[[ INFORMATION open ]]

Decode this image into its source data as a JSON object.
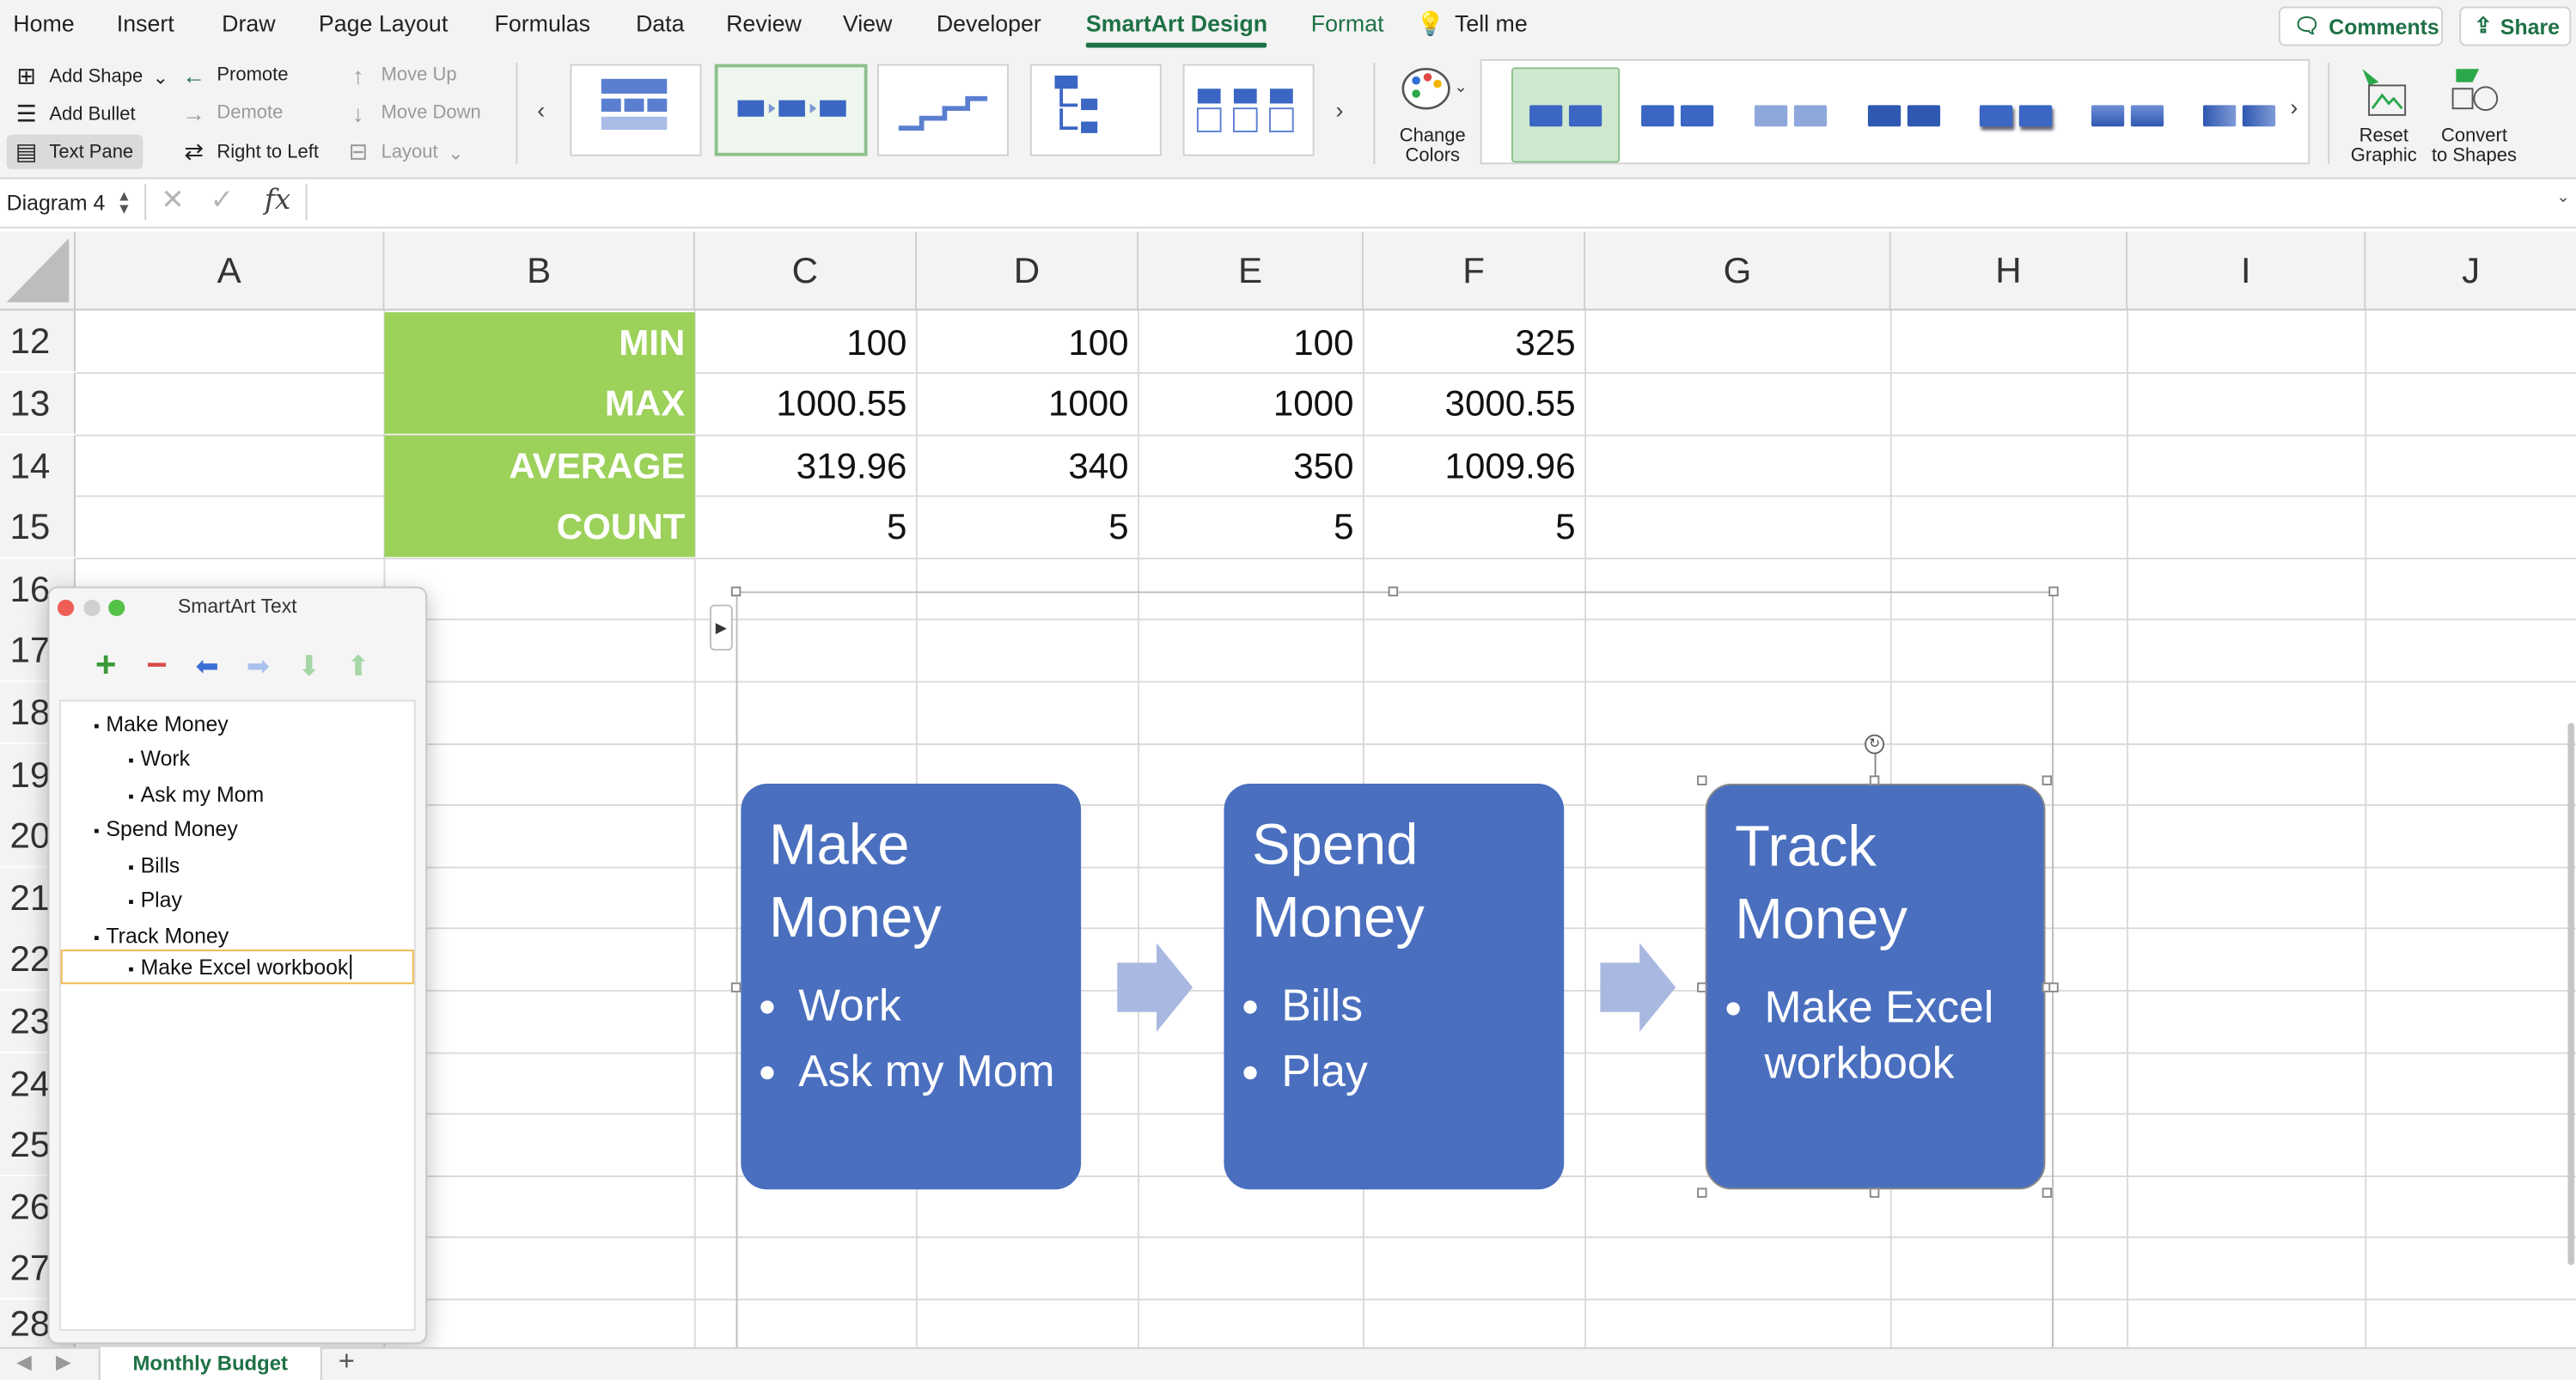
{
  "tabs": [
    "Home",
    "Insert",
    "Draw",
    "Page Layout",
    "Formulas",
    "Data",
    "Review",
    "View",
    "Developer",
    "SmartArt Design",
    "Format",
    "Tell me"
  ],
  "active_tab": "SmartArt Design",
  "comments_label": "Comments",
  "share_label": "Share",
  "ribbon": {
    "add_shape": "Add Shape",
    "add_bullet": "Add Bullet",
    "text_pane": "Text Pane",
    "promote": "Promote",
    "demote": "Demote",
    "right_to_left": "Right to Left",
    "move_up": "Move Up",
    "move_down": "Move Down",
    "layout": "Layout",
    "change_colors_1": "Change",
    "change_colors_2": "Colors",
    "reset_1": "Reset",
    "reset_2": "Graphic",
    "convert_1": "Convert",
    "convert_2": "to Shapes"
  },
  "formula_bar": {
    "name_box": "Diagram 4",
    "fx": "fx"
  },
  "columns": [
    "A",
    "B",
    "C",
    "D",
    "E",
    "F",
    "G",
    "H",
    "I",
    "J"
  ],
  "rows": [
    {
      "n": "12",
      "label": "MIN",
      "values": [
        "100",
        "100",
        "100",
        "325"
      ]
    },
    {
      "n": "13",
      "label": "MAX",
      "values": [
        "1000.55",
        "1000",
        "1000",
        "3000.55"
      ]
    },
    {
      "n": "14",
      "label": "AVERAGE",
      "values": [
        "319.96",
        "340",
        "350",
        "1009.96"
      ]
    },
    {
      "n": "15",
      "label": "COUNT",
      "values": [
        "5",
        "5",
        "5",
        "5"
      ]
    }
  ],
  "empty_rows": [
    "16",
    "17",
    "18",
    "19",
    "20",
    "21",
    "22",
    "23",
    "24",
    "25",
    "26",
    "27",
    "28"
  ],
  "smartart": [
    {
      "title": [
        "Make",
        "Money"
      ],
      "bullets": [
        "Work",
        "Ask my Mom"
      ]
    },
    {
      "title": [
        "Spend",
        "Money"
      ],
      "bullets": [
        "Bills",
        "Play"
      ]
    },
    {
      "title": [
        "Track",
        "Money"
      ],
      "bullets": [
        "Make Excel workbook"
      ]
    }
  ],
  "text_pane": {
    "title": "SmartArt Text",
    "items": [
      {
        "level": 1,
        "text": "Make Money"
      },
      {
        "level": 2,
        "text": "Work"
      },
      {
        "level": 2,
        "text": "Ask my Mom"
      },
      {
        "level": 1,
        "text": "Spend Money"
      },
      {
        "level": 2,
        "text": "Bills"
      },
      {
        "level": 2,
        "text": "Play"
      },
      {
        "level": 1,
        "text": "Track Money"
      },
      {
        "level": 2,
        "text": "Make Excel workbook"
      }
    ]
  },
  "sheet_tab": "Monthly Budget",
  "colors": {
    "accent": "#1e7145",
    "label_fill": "#9cd15a",
    "box_fill": "#4a6fbf"
  }
}
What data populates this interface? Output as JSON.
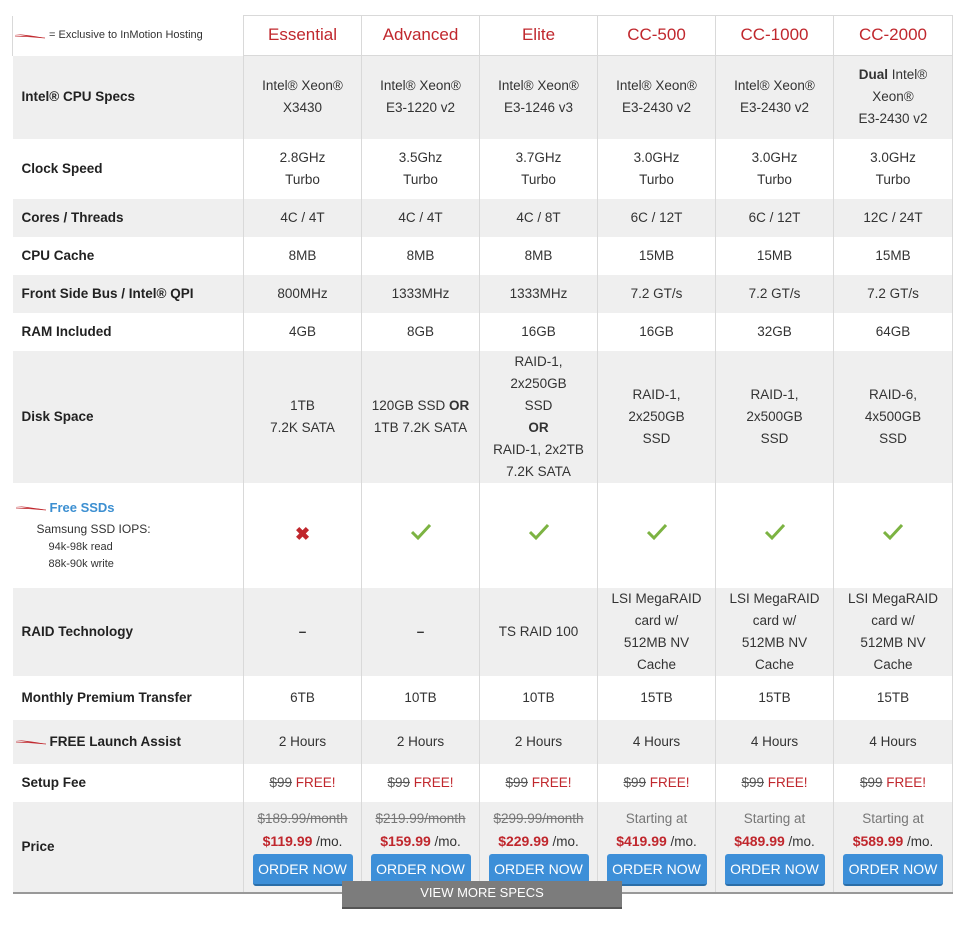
{
  "legend": {
    "text": "= Exclusive to InMotion Hosting"
  },
  "plans": [
    "Essential",
    "Advanced",
    "Elite",
    "CC-500",
    "CC-1000",
    "CC-2000"
  ],
  "rows": {
    "cpu": {
      "label": "Intel® CPU Specs",
      "cells": [
        {
          "l1": "Intel® Xeon®",
          "l2": "X3430"
        },
        {
          "l1": "Intel® Xeon®",
          "l2": "E3-1220 v2"
        },
        {
          "l1": "Intel® Xeon®",
          "l2": "E3-1246 v3"
        },
        {
          "l1": "Intel® Xeon®",
          "l2": "E3-2430 v2"
        },
        {
          "l1": "Intel® Xeon®",
          "l2": "E3-2430 v2"
        }
      ],
      "dual": {
        "bold": "Dual",
        "l1": " Intel®",
        "l2": "Xeon®",
        "l3": "E3-2430 v2"
      }
    },
    "clock": {
      "label": "Clock Speed",
      "cells": [
        {
          "l1": "2.8GHz",
          "l2": "Turbo"
        },
        {
          "l1": "3.5Ghz",
          "l2": "Turbo"
        },
        {
          "l1": "3.7GHz",
          "l2": "Turbo"
        },
        {
          "l1": "3.0GHz",
          "l2": "Turbo"
        },
        {
          "l1": "3.0GHz",
          "l2": "Turbo"
        },
        {
          "l1": "3.0GHz",
          "l2": "Turbo"
        }
      ]
    },
    "cores": {
      "label": "Cores / Threads",
      "values": [
        "4C / 4T",
        "4C / 4T",
        "4C / 8T",
        "6C / 12T",
        "6C / 12T",
        "12C / 24T"
      ]
    },
    "cache": {
      "label": "CPU Cache",
      "values": [
        "8MB",
        "8MB",
        "8MB",
        "15MB",
        "15MB",
        "15MB"
      ]
    },
    "fsb": {
      "label": "Front Side Bus / Intel® QPI",
      "values": [
        "800MHz",
        "1333MHz",
        "1333MHz",
        "7.2 GT/s",
        "7.2 GT/s",
        "7.2 GT/s"
      ]
    },
    "ram": {
      "label": "RAM Included",
      "values": [
        "4GB",
        "8GB",
        "16GB",
        "16GB",
        "32GB",
        "64GB"
      ]
    },
    "disk": {
      "label": "Disk Space",
      "essential": {
        "l1": "1TB",
        "l2": "7.2K SATA"
      },
      "advanced": {
        "a": "120GB SSD ",
        "or": "OR",
        "b": "1TB 7.2K SATA"
      },
      "elite": {
        "l1": "RAID-1, 2x250GB",
        "l2": "SSD",
        "or": "OR",
        "l3": "RAID-1, 2x2TB",
        "l4": "7.2K SATA"
      },
      "cc500": {
        "l1": "RAID-1, 2x250GB",
        "l2": "SSD"
      },
      "cc1000": {
        "l1": "RAID-1, 2x500GB",
        "l2": "SSD"
      },
      "cc2000": {
        "l1": "RAID-6, 4x500GB",
        "l2": "SSD"
      }
    },
    "ssd": {
      "title": "Free SSDs",
      "sub": "Samsung SSD IOPS:",
      "read": "94k-98k read",
      "write": "88k-90k write",
      "availability": [
        "x-icon",
        "check-icon",
        "check-icon",
        "check-icon",
        "check-icon",
        "check-icon"
      ]
    },
    "raid": {
      "label": "RAID Technology",
      "essential": "–",
      "advanced": "–",
      "elite": "TS RAID 100",
      "cc": {
        "l1": "LSI MegaRAID",
        "l2": "card w/",
        "l3": "512MB NV Cache"
      }
    },
    "transfer": {
      "label": "Monthly Premium Transfer",
      "values": [
        "6TB",
        "10TB",
        "10TB",
        "15TB",
        "15TB",
        "15TB"
      ]
    },
    "launch": {
      "label": "FREE Launch Assist",
      "values": [
        "2 Hours",
        "2 Hours",
        "2 Hours",
        "4 Hours",
        "4 Hours",
        "4 Hours"
      ]
    },
    "setup": {
      "label": "Setup Fee",
      "old": "$99",
      "free": " FREE!"
    },
    "price": {
      "label": "Price",
      "old": [
        "$189.99/month",
        "$219.99/month",
        "$299.99/month"
      ],
      "starting": "Starting at",
      "values": [
        "$119.99",
        "$159.99",
        "$229.99",
        "$419.99",
        "$489.99",
        "$589.99"
      ],
      "permo": " /mo.",
      "button": "ORDER NOW"
    }
  },
  "view_more": "VIEW MORE SPECS",
  "colors": {
    "accent_red": "#c0272d",
    "button_blue": "#3d8fd8",
    "check_green": "#7cb342",
    "alt_row": "#efefef",
    "ssd_blue": "#3c8fd1"
  }
}
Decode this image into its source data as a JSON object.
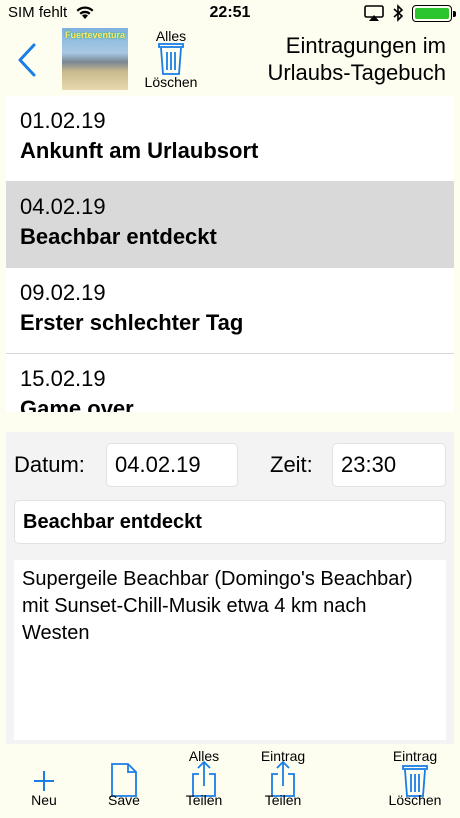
{
  "status_bar": {
    "carrier": "SIM fehlt",
    "time": "22:51"
  },
  "nav": {
    "thumbnail_label": "Fuerteventura",
    "delete_all_top": "Alles",
    "delete_all_bottom": "Löschen",
    "title_line1": "Eintragungen im",
    "title_line2": "Urlaubs-Tagebuch"
  },
  "entries": [
    {
      "date": "01.02.19",
      "title": "Ankunft am Urlaubsort"
    },
    {
      "date": "04.02.19",
      "title": "Beachbar entdeckt"
    },
    {
      "date": "09.02.19",
      "title": "Erster schlechter Tag"
    },
    {
      "date": "15.02.19",
      "title": "Game over"
    }
  ],
  "selected_index": 1,
  "detail": {
    "date_label": "Datum:",
    "date_value": "04.02.19",
    "time_label": "Zeit:",
    "time_value": "23:30",
    "title_value": "Beachbar entdeckt",
    "text_value": "Supergeile Beachbar (Domingo's Beachbar) mit Sunset-Chill-Musik etwa 4 km nach Westen"
  },
  "toolbar": {
    "new_label": "Neu",
    "save_label": "Save",
    "share_all_top": "Alles",
    "share_all_bottom": "Teilen",
    "share_entry_top": "Eintrag",
    "share_entry_bottom": "Teilen",
    "delete_entry_top": "Eintrag",
    "delete_entry_bottom": "Löschen"
  },
  "colors": {
    "accent": "#1a7de6",
    "background": "#fdfdf0",
    "selected_row": "#d9d9d9",
    "battery": "#2dc52d"
  },
  "icons": {
    "back": "chevron-left-icon",
    "delete": "trash-icon",
    "new": "plus-icon",
    "save": "document-icon",
    "share": "share-icon"
  }
}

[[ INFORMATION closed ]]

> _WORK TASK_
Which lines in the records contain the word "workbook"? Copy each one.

> _EXPECTED ANSWER_
        "Make Excel workbook"
        "text": "Make Excel workbook"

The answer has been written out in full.